Data extract:

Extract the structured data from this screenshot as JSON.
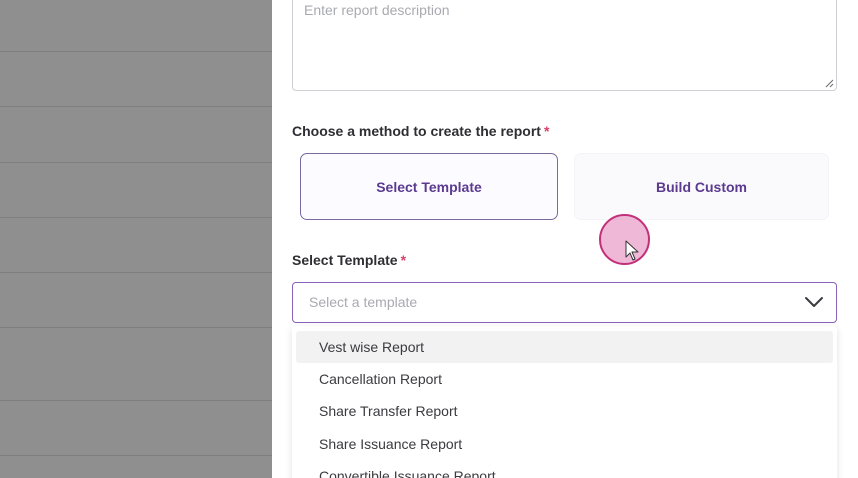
{
  "description": {
    "placeholder": "Enter report description"
  },
  "method": {
    "label": "Choose a method to create the report",
    "required_marker": "*",
    "options": [
      {
        "label": "Select Template",
        "selected": true
      },
      {
        "label": "Build Custom",
        "selected": false
      }
    ]
  },
  "template": {
    "label": "Select Template",
    "required_marker": "*",
    "placeholder": "Select a template",
    "dropdown_icon": "chevron-down-icon",
    "options": [
      {
        "label": "Vest wise Report",
        "highlighted": true
      },
      {
        "label": "Cancellation Report",
        "highlighted": false
      },
      {
        "label": "Share Transfer Report",
        "highlighted": false
      },
      {
        "label": "Share Issuance Report",
        "highlighted": false
      },
      {
        "label": "Convertible Issuance Report",
        "highlighted": false
      }
    ]
  },
  "colors": {
    "accent": "#5b3a8f",
    "required": "#d9406a",
    "focus_border": "#8a62b8",
    "overlay": "#8f8f8f",
    "cursor_ring": "#c2307a"
  }
}
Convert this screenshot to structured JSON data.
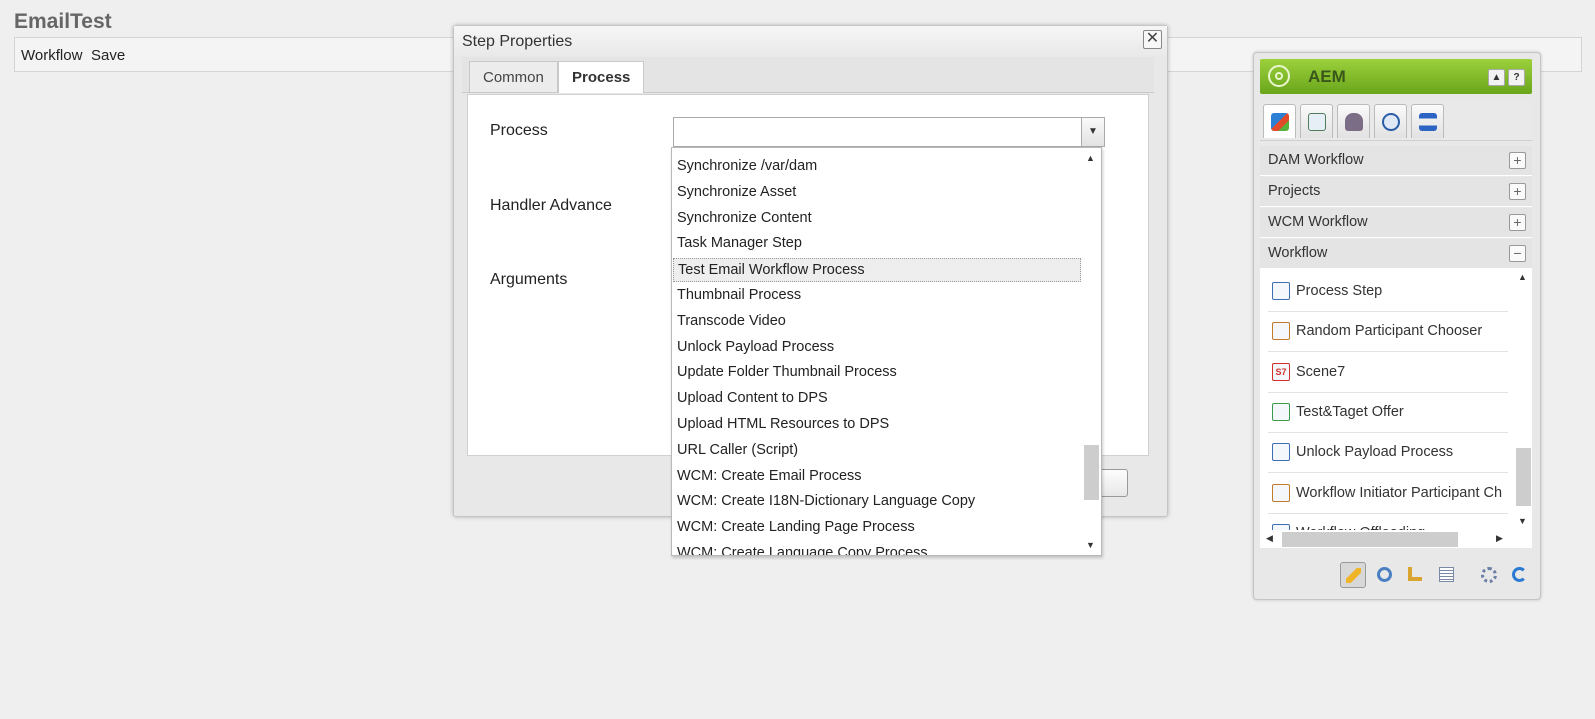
{
  "page": {
    "title": "EmailTest"
  },
  "toolbar": {
    "workflow_label": "Workflow",
    "save_label": "Save"
  },
  "dialog": {
    "title": "Step Properties",
    "close_glyph": "✕",
    "tabs": [
      {
        "label": "Common",
        "active": false
      },
      {
        "label": "Process",
        "active": true
      }
    ],
    "fields": {
      "process_label": "Process",
      "process_value": "",
      "handler_label": "Handler Advance",
      "arguments_label": "Arguments"
    },
    "footer_button_label": ""
  },
  "dropdown": {
    "highlighted_index": 4,
    "items": [
      "Synchronize /var/dam",
      "Synchronize Asset",
      "Synchronize Content",
      "Task Manager Step",
      "Test Email Workflow Process",
      "Thumbnail Process",
      "Transcode Video",
      "Unlock Payload Process",
      "Update Folder Thumbnail Process",
      "Upload Content to DPS",
      "Upload HTML Resources to DPS",
      "URL Caller (Script)",
      "WCM: Create Email Process",
      "WCM: Create I18N-Dictionary Language Copy",
      "WCM: Create Landing Page Process",
      "WCM: Create Language Copy Process"
    ]
  },
  "sidekick": {
    "title": "AEM",
    "collapse_glyph": "▲",
    "help_glyph": "?",
    "tab_icons": [
      "components-icon",
      "page-icon",
      "lock-icon",
      "versioning-icon",
      "workflow-icon"
    ],
    "categories": [
      {
        "label": "DAM Workflow",
        "toggle": "+"
      },
      {
        "label": "Projects",
        "toggle": "+"
      },
      {
        "label": "WCM Workflow",
        "toggle": "+"
      },
      {
        "label": "Workflow",
        "toggle": "−"
      }
    ],
    "components": [
      {
        "label": "Process Step",
        "icon": "process-step-icon",
        "glyph": ""
      },
      {
        "label": "Random Participant Chooser",
        "icon": "participant-icon",
        "glyph": ""
      },
      {
        "label": "Scene7",
        "icon": "scene7-icon",
        "glyph": "S7"
      },
      {
        "label": "Test&Taget Offer",
        "icon": "target-offer-icon",
        "glyph": ""
      },
      {
        "label": "Unlock Payload Process",
        "icon": "process-step-icon",
        "glyph": ""
      },
      {
        "label": "Workflow Initiator Participant Ch",
        "icon": "participant-icon",
        "glyph": ""
      },
      {
        "label": "Workflow Offloading",
        "icon": "process-step-icon",
        "glyph": ""
      }
    ],
    "bottom_icons": [
      "edit-pencil-icon",
      "search-magnifier-icon",
      "ruler-icon",
      "properties-icon",
      "settings-gears-icon",
      "refresh-icon"
    ]
  }
}
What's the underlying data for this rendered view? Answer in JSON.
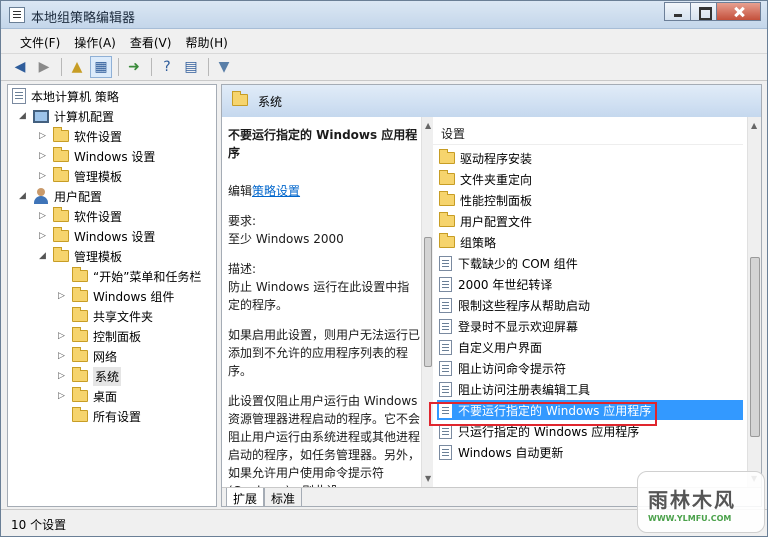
{
  "window": {
    "title": "本地组策略编辑器"
  },
  "menu": [
    "文件(F)",
    "操作(A)",
    "查看(V)",
    "帮助(H)"
  ],
  "toolbar_icons": [
    "back-icon",
    "forward-icon",
    "up-folder-icon",
    "show-hide-tree-icon",
    "export-icon",
    "help-icon",
    "properties-icon",
    "filter-icon"
  ],
  "tree": {
    "root": "本地计算机 策略",
    "computer_config": "计算机配置",
    "computer_children": [
      "软件设置",
      "Windows 设置",
      "管理模板"
    ],
    "user_config": "用户配置",
    "user_children": [
      "软件设置",
      "Windows 设置",
      "管理模板"
    ],
    "admin_template_children": [
      "“开始”菜单和任务栏",
      "Windows 组件",
      "共享文件夹",
      "控制面板",
      "网络",
      "系统",
      "桌面",
      "所有设置"
    ]
  },
  "header": {
    "title": "系统"
  },
  "description": {
    "policy_name": "不要运行指定的 Windows 应用程序",
    "edit_prefix": "编辑",
    "edit_link": "策略设置",
    "requirement_label": "要求:",
    "requirement_value": "至少 Windows 2000",
    "desc_label": "描述:",
    "desc_text": "防止 Windows 运行在此设置中指定的程序。",
    "desc_para2": "如果启用此设置，则用户无法运行已添加到不允许的应用程序列表的程序。",
    "desc_para3": "此设置仅阻止用户运行由 Windows 资源管理器进程启动的程序。它不会阻止用户运行由系统进程或其他进程启动的程序，如任务管理器。另外，如果允许用户使用命令提示符(Cmd.exe)，则此设"
  },
  "settings": {
    "column_header": "设置",
    "folders": [
      "驱动程序安装",
      "文件夹重定向",
      "性能控制面板",
      "用户配置文件",
      "组策略"
    ],
    "policies": [
      "下载缺少的 COM 组件",
      "2000 年世纪转译",
      "限制这些程序从帮助启动",
      "登录时不显示欢迎屏幕",
      "自定义用户界面",
      "阻止访问命令提示符",
      "阻止访问注册表编辑工具",
      "不要运行指定的 Windows 应用程序",
      "只运行指定的 Windows 应用程序",
      "Windows 自动更新"
    ],
    "selected_index": 7
  },
  "tabs": [
    "扩展",
    "标准"
  ],
  "status": {
    "text": "10 个设置"
  },
  "watermark": {
    "brand": "雨林木风",
    "url": "WWW.YLMFU.COM"
  }
}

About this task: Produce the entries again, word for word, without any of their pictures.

Your response:
Extract the structured data from this screenshot as JSON.
{
  "description": {
    "placeholder": "Enter report description"
  },
  "method": {
    "label": "Choose a method to create the report",
    "required_marker": "*",
    "options": [
      {
        "label": "Select Template",
        "selected": true
      },
      {
        "label": "Build Custom",
        "selected": false
      }
    ]
  },
  "template": {
    "label": "Select Template",
    "required_marker": "*",
    "placeholder": "Select a template",
    "dropdown_icon": "chevron-down-icon",
    "options": [
      {
        "label": "Vest wise Report",
        "highlighted": true
      },
      {
        "label": "Cancellation Report",
        "highlighted": false
      },
      {
        "label": "Share Transfer Report",
        "highlighted": false
      },
      {
        "label": "Share Issuance Report",
        "highlighted": false
      },
      {
        "label": "Convertible Issuance Report",
        "highlighted": false
      }
    ]
  },
  "colors": {
    "accent": "#5b3a8f",
    "required": "#d9406a",
    "focus_border": "#8a62b8",
    "overlay": "#8f8f8f",
    "cursor_ring": "#c2307a"
  }
}
Convert this screenshot to structured JSON data.
{
  "page": {
    "title": "EmailTest"
  },
  "toolbar": {
    "workflow_label": "Workflow",
    "save_label": "Save"
  },
  "dialog": {
    "title": "Step Properties",
    "close_glyph": "✕",
    "tabs": [
      {
        "label": "Common",
        "active": false
      },
      {
        "label": "Process",
        "active": true
      }
    ],
    "fields": {
      "process_label": "Process",
      "process_value": "",
      "handler_label": "Handler Advance",
      "arguments_label": "Arguments"
    },
    "footer_button_label": ""
  },
  "dropdown": {
    "highlighted_index": 4,
    "items": [
      "Synchronize /var/dam",
      "Synchronize Asset",
      "Synchronize Content",
      "Task Manager Step",
      "Test Email Workflow Process",
      "Thumbnail Process",
      "Transcode Video",
      "Unlock Payload Process",
      "Update Folder Thumbnail Process",
      "Upload Content to DPS",
      "Upload HTML Resources to DPS",
      "URL Caller (Script)",
      "WCM: Create Email Process",
      "WCM: Create I18N-Dictionary Language Copy",
      "WCM: Create Landing Page Process",
      "WCM: Create Language Copy Process"
    ]
  },
  "sidekick": {
    "title": "AEM",
    "collapse_glyph": "▲",
    "help_glyph": "?",
    "tab_icons": [
      "components-icon",
      "page-icon",
      "lock-icon",
      "versioning-icon",
      "workflow-icon"
    ],
    "categories": [
      {
        "label": "DAM Workflow",
        "toggle": "+"
      },
      {
        "label": "Projects",
        "toggle": "+"
      },
      {
        "label": "WCM Workflow",
        "toggle": "+"
      },
      {
        "label": "Workflow",
        "toggle": "−"
      }
    ],
    "components": [
      {
        "label": "Process Step",
        "icon": "process-step-icon",
        "glyph": ""
      },
      {
        "label": "Random Participant Chooser",
        "icon": "participant-icon",
        "glyph": ""
      },
      {
        "label": "Scene7",
        "icon": "scene7-icon",
        "glyph": "S7"
      },
      {
        "label": "Test&Taget Offer",
        "icon": "target-offer-icon",
        "glyph": ""
      },
      {
        "label": "Unlock Payload Process",
        "icon": "process-step-icon",
        "glyph": ""
      },
      {
        "label": "Workflow Initiator Participant Ch",
        "icon": "participant-icon",
        "glyph": ""
      },
      {
        "label": "Workflow Offloading",
        "icon": "process-step-icon",
        "glyph": ""
      }
    ],
    "bottom_icons": [
      "edit-pencil-icon",
      "search-magnifier-icon",
      "ruler-icon",
      "properties-icon",
      "settings-gears-icon",
      "refresh-icon"
    ]
  }
}
What's the underlying data for this rendered view? Answer in JSON.
{
  "window": {
    "title": "本地组策略编辑器"
  },
  "menu": [
    "文件(F)",
    "操作(A)",
    "查看(V)",
    "帮助(H)"
  ],
  "toolbar_icons": [
    "back-icon",
    "forward-icon",
    "up-folder-icon",
    "show-hide-tree-icon",
    "export-icon",
    "help-icon",
    "properties-icon",
    "filter-icon"
  ],
  "tree": {
    "root": "本地计算机 策略",
    "computer_config": "计算机配置",
    "computer_children": [
      "软件设置",
      "Windows 设置",
      "管理模板"
    ],
    "user_config": "用户配置",
    "user_children": [
      "软件设置",
      "Windows 设置",
      "管理模板"
    ],
    "admin_template_children": [
      "“开始”菜单和任务栏",
      "Windows 组件",
      "共享文件夹",
      "控制面板",
      "网络",
      "系统",
      "桌面",
      "所有设置"
    ]
  },
  "header": {
    "title": "系统"
  },
  "description": {
    "policy_name": "不要运行指定的 Windows 应用程序",
    "edit_prefix": "编辑",
    "edit_link": "策略设置",
    "requirement_label": "要求:",
    "requirement_value": "至少 Windows 2000",
    "desc_label": "描述:",
    "desc_text": "防止 Windows 运行在此设置中指定的程序。",
    "desc_para2": "如果启用此设置，则用户无法运行已添加到不允许的应用程序列表的程序。",
    "desc_para3": "此设置仅阻止用户运行由 Windows 资源管理器进程启动的程序。它不会阻止用户运行由系统进程或其他进程启动的程序，如任务管理器。另外，如果允许用户使用命令提示符(Cmd.exe)，则此设"
  },
  "settings": {
    "column_header": "设置",
    "folders": [
      "驱动程序安装",
      "文件夹重定向",
      "性能控制面板",
      "用户配置文件",
      "组策略"
    ],
    "policies": [
      "下载缺少的 COM 组件",
      "2000 年世纪转译",
      "限制这些程序从帮助启动",
      "登录时不显示欢迎屏幕",
      "自定义用户界面",
      "阻止访问命令提示符",
      "阻止访问注册表编辑工具",
      "不要运行指定的 Windows 应用程序",
      "只运行指定的 Windows 应用程序",
      "Windows 自动更新"
    ],
    "selected_index": 7
  },
  "tabs": [
    "扩展",
    "标准"
  ],
  "status": {
    "text": "10 个设置"
  },
  "watermark": {
    "brand": "雨林木风",
    "url": "WWW.YLMFU.COM"
  }
}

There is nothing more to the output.